What lines in the data below mention the string "title"? Copy them out.

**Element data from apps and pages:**
______________________________
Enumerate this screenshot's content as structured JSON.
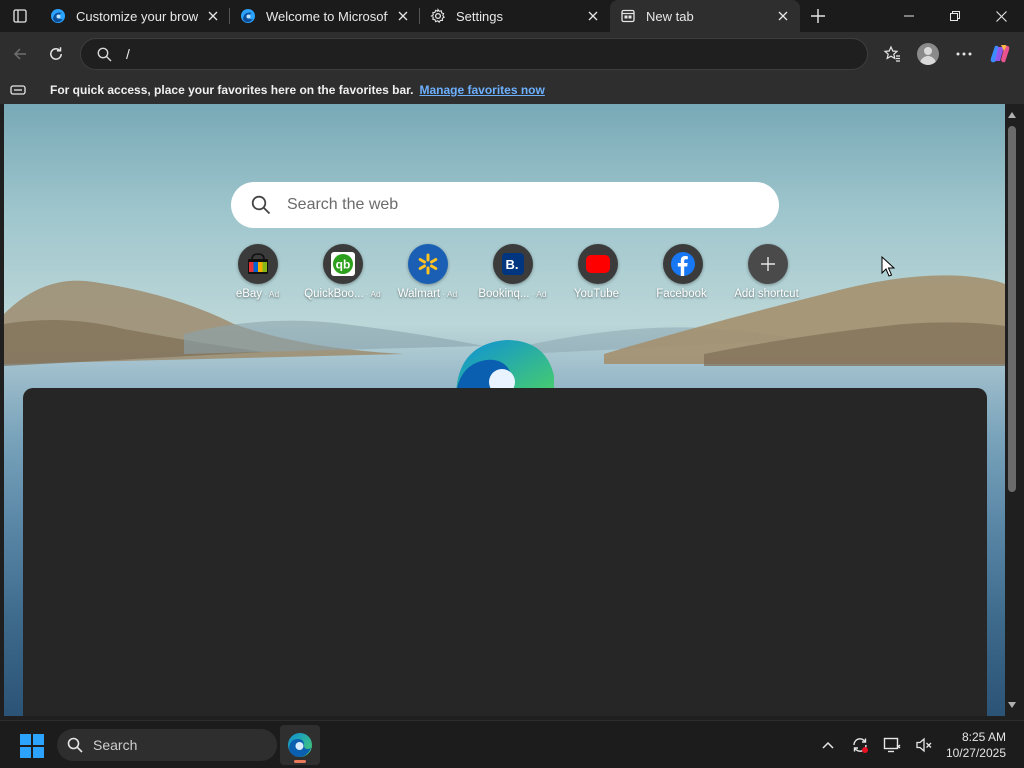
{
  "window": {
    "tabs": [
      {
        "title": "Customize your browser",
        "icon": "edge-icon",
        "active": false
      },
      {
        "title": "Welcome to Microsoft E",
        "icon": "edge-icon",
        "active": false
      },
      {
        "title": "Settings",
        "icon": "gear-icon",
        "active": false
      },
      {
        "title": "New tab",
        "icon": "newtab-icon",
        "active": true
      }
    ],
    "controls": [
      "minimize",
      "restore",
      "close"
    ]
  },
  "toolbar": {
    "address_value": "/",
    "buttons": [
      "back",
      "refresh",
      "favorites",
      "profile",
      "settings-and-more",
      "copilot"
    ]
  },
  "favorites_bar": {
    "message": "For quick access, place your favorites here on the favorites bar.",
    "link": "Manage favorites now"
  },
  "newtab": {
    "search_placeholder": "Search the web",
    "shortcuts": [
      {
        "label": "eBay",
        "ad": "Ad",
        "icon": "ebay-bag-icon"
      },
      {
        "label": "QuickBoo...",
        "ad": "Ad",
        "icon": "quickbooks-icon"
      },
      {
        "label": "Walmart",
        "ad": "Ad",
        "icon": "walmart-spark-icon"
      },
      {
        "label": "Bookinq...",
        "ad": "Ad",
        "icon": "booking-icon"
      },
      {
        "label": "YouTube",
        "ad": "",
        "icon": "youtube-icon"
      },
      {
        "label": "Facebook",
        "ad": "",
        "icon": "facebook-icon"
      },
      {
        "label": "Add shortcut",
        "ad": "",
        "icon": "plus-icon"
      }
    ]
  },
  "taskbar": {
    "search_label": "Search",
    "time": "8:25 AM",
    "date": "10/27/2025"
  },
  "colors": {
    "accent_link": "#6cb0ff",
    "taskbar_indicator": "#e87a5a",
    "windows_blue": "#2ba3ff"
  }
}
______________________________
**Output of the exercise:**
        "title": "Customize your browser",
        "title": "Welcome to Microsoft E",
        "title": "Settings",
        "title": "New tab",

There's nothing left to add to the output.